One of the most important things to keep in mind while writing a blog I think, is to keep it nice and simple and to write in a way that makes it easy for the reader to grasp the true meaning of what you really want to convey.
Wednesday started as usual with the routine morning jog with my cousin, where I have this tendency of putting my ankles at the mercy of the park’s rugged terrain. But somehow I managed to escape the jogging session with my ankles intact.
Back home, I got a call from one of my closest friend asking me to hop along for lunch at Hauz Khas village. I completed my post graduation from one of India’s most coveted institutes located near Hauz Khas. I always heard my batchmates singing praises about the place, but I never managed to reach the ‘village’ part of it. I decided to join her for lunch and asked her to meet me at New Delhi’s most cherished meeting point — Connaught Place — which is currently in a shambles. I happened to reach before and decided to grab a couple of orchids for my friend from a florist who stays open 24X7. Done with picking up the flowers, I was stepping out of the florist’s shop when he called me up from behind to fill up a feedback form. With my face turned one side and my feet the other, I landed awkwardly on my right ankle, tweaking it. I could feel a gush of pain in my ankle.
With a couple of orchids in my hand, I somehow managed to limp my way into the bustling Rajiv Chowk metro station. A direct, crowded metro got us to Green Park from where an auto-rickshaw took us to our destination.
At first look, Hauz Khas village looked like your average hangout zone, nestled safely next to the Hauz Khas fort. But as you start walking inside those narrow decorated alleys you get to see the real side of the village. There is an armada of stores inside. The first one that caught my eye was a shop located in a basement. The entrance of the shop was laden with posters from yesteryear Bollywood flicks. Everything from Mother India to Mughal-e-azam.
Our first stop was the magnificent Kuzart Lane — an art gallery cum café. The entrance to the lane is spell bounding. A dark alley illuminated with numerous light bulbs hanging from the roof, perfectly placed in one line.
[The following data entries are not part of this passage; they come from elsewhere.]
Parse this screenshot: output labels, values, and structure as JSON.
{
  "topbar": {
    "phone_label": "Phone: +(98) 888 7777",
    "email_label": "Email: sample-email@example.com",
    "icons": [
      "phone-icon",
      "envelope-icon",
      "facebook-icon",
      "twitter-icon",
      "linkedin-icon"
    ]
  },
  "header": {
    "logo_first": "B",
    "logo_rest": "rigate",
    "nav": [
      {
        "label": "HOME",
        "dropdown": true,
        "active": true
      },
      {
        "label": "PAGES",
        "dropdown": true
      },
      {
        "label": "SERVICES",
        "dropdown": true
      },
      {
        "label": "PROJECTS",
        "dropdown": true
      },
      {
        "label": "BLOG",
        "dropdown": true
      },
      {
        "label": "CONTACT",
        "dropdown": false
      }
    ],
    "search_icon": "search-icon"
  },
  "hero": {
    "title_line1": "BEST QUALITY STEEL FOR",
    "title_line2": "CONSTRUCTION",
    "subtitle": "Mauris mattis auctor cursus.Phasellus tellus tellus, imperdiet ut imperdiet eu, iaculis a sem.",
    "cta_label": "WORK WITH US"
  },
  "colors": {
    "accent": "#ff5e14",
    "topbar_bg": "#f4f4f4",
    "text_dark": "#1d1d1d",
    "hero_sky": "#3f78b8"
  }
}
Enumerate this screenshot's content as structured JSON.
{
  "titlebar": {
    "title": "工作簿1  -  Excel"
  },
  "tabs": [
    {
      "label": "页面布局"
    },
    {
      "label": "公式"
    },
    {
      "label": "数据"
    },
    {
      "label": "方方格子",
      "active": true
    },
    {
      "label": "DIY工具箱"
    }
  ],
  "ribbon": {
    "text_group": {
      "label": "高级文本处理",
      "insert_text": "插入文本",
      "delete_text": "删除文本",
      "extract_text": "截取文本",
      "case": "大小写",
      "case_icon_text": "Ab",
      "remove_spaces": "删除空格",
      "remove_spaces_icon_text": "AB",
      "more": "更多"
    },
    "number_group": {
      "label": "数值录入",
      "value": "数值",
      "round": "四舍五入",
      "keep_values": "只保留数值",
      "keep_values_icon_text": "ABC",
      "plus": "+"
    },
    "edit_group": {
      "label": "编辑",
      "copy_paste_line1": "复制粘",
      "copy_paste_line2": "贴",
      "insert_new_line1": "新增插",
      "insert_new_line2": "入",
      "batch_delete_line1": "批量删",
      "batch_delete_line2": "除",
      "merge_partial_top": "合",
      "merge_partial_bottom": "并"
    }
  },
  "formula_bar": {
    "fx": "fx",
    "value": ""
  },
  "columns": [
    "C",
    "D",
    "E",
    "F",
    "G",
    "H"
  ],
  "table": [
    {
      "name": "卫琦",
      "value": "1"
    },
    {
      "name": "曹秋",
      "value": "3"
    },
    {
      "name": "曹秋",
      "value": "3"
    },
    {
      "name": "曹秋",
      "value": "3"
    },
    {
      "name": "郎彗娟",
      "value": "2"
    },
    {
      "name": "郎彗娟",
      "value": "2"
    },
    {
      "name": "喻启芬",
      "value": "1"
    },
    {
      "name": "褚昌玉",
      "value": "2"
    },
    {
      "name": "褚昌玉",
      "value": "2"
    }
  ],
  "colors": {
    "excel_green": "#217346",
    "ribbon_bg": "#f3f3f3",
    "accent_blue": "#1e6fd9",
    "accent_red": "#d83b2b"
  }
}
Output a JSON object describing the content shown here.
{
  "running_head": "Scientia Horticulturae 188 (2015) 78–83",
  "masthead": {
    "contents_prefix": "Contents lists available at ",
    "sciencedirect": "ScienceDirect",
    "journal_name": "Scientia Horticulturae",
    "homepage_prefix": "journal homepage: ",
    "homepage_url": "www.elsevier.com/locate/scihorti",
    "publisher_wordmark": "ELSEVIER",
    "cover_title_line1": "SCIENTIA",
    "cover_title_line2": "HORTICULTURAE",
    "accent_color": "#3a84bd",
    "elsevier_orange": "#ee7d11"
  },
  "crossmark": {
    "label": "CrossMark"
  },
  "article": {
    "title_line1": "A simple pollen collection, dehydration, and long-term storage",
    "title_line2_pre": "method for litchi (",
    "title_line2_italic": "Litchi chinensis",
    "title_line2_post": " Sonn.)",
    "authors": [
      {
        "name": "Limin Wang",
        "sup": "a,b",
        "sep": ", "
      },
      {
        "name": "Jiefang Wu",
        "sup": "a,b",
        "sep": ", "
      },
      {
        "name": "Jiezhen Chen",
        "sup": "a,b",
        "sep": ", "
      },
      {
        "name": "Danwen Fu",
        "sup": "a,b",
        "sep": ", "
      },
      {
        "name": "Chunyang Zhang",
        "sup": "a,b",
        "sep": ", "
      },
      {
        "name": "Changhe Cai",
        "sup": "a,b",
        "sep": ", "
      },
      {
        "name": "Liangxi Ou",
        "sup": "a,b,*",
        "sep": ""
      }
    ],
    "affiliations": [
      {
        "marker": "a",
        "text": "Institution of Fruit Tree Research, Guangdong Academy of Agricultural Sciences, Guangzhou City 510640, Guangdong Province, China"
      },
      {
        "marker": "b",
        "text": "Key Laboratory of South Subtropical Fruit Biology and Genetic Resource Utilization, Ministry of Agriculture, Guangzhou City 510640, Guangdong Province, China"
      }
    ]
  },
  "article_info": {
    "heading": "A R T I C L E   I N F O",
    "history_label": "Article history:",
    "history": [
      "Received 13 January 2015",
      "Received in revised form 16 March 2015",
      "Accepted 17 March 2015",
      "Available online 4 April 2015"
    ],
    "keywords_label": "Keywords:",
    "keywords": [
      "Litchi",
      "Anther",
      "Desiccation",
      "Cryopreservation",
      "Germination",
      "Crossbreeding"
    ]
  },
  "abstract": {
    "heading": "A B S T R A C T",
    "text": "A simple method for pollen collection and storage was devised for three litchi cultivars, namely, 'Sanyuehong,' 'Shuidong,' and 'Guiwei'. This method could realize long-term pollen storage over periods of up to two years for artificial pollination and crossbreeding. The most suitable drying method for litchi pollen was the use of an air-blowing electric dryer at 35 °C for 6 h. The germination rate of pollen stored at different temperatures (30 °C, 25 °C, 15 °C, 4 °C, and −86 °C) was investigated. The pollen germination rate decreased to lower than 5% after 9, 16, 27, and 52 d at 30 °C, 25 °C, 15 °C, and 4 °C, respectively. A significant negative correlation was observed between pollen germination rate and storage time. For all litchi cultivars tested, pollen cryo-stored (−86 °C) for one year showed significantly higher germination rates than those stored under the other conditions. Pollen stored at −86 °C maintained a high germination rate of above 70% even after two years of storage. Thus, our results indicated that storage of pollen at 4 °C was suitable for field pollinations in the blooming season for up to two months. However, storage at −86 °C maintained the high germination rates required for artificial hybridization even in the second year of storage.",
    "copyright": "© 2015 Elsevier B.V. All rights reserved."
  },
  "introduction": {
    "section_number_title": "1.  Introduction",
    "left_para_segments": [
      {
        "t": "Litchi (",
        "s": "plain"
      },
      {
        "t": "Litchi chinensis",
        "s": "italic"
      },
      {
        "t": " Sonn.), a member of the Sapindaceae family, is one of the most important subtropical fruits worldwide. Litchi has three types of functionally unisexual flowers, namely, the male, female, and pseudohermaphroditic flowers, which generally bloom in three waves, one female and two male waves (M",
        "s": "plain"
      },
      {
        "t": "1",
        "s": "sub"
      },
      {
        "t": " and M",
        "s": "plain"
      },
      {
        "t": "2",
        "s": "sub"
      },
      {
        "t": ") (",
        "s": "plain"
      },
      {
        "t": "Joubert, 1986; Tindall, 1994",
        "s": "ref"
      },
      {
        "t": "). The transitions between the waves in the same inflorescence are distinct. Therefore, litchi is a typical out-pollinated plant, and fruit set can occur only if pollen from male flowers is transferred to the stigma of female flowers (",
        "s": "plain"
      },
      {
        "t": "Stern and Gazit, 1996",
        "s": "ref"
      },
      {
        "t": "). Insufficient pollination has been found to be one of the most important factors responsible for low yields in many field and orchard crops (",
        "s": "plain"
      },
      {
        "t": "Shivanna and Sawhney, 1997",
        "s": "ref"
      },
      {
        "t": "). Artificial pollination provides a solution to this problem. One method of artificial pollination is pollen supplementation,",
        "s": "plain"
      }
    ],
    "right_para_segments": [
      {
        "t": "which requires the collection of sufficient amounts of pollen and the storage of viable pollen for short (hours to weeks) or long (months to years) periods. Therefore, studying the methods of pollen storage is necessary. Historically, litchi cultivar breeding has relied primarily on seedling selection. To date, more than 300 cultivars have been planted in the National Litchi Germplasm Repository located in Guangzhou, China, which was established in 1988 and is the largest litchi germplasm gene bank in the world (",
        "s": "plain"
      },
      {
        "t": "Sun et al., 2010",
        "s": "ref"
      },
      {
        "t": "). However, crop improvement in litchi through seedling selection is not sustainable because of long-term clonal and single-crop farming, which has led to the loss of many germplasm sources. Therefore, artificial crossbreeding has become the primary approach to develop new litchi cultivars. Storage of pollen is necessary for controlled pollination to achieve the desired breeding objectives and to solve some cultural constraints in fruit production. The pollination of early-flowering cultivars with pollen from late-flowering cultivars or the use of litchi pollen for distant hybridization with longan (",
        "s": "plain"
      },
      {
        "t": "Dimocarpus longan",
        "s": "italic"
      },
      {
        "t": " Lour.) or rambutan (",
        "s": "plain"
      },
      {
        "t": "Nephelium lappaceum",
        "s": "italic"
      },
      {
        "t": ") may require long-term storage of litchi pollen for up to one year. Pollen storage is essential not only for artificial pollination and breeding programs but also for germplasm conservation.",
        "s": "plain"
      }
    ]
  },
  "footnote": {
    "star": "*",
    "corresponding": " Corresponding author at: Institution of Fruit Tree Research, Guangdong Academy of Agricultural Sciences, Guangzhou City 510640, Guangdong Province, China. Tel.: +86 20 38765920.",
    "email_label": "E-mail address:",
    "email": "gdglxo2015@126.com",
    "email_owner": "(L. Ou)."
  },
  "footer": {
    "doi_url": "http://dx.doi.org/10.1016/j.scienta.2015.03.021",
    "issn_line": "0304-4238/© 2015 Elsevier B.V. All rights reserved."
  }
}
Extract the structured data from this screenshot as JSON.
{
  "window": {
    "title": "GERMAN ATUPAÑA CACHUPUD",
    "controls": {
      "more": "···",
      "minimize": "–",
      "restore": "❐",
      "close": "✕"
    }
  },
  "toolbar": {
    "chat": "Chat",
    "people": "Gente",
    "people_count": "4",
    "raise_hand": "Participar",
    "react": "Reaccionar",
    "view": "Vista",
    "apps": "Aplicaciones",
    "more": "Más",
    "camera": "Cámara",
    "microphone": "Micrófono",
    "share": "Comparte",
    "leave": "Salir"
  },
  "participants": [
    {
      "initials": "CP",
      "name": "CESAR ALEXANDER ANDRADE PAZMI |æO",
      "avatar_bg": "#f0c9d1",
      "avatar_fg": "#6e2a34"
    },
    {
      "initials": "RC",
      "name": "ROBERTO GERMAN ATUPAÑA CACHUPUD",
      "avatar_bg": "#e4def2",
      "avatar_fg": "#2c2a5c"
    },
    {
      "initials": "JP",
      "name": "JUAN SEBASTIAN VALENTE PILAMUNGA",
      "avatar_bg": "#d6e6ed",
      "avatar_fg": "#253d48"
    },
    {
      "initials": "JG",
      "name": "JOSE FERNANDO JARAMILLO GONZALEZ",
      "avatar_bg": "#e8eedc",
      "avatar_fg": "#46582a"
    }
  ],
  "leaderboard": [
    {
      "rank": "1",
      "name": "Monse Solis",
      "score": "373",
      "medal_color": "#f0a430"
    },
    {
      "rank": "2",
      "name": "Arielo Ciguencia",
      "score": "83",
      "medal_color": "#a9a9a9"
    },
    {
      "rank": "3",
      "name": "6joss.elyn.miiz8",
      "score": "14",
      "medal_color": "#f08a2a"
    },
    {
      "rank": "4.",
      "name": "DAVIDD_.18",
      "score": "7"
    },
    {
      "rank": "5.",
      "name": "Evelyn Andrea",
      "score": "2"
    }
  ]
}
On either side of the lane are two walls, which have been decorated with paintings from various artists. Most of them would be a treat for any art lover as they are available at much cheaper prices than the original price which is of course mentioned on every painting that is clinging to the colourful wall.
The café is in itself a separate entity. It has been built and designed exquisitely. The walls painted in the form of a huge bird which bears beautiful colours. On the other wall in the café are two unique guitars: each with a painting etched onto it. The menu has a variety of snacks, main course meals and sparkling beverages to go along with it and add to it the melodious playlist that keeps producing one track after the other. The Kuzart café shouldn’t chalk out much out of your pocket.
After a hefty lunch at the Kuzart, we wandered again, though, this time to find another place called Elma’s Bakery. It sounded pretty neat to me, whereas my friend was anxious to see and try the bakery as she had read about it quite frequently.
Anyone who is looking for calmness along with a pinch of class should definitely pay visit to Elma’s Bakery. Albeit, a tad expensive, it is worth every single penny.
These are just two of the many places that the Hauz Khas village has to offer. And at the end of the day, the pain in the ankle really didn’t matter. I am sure to return to the village for more experiences, if nothing but to buy a few vintage Bollywood posters.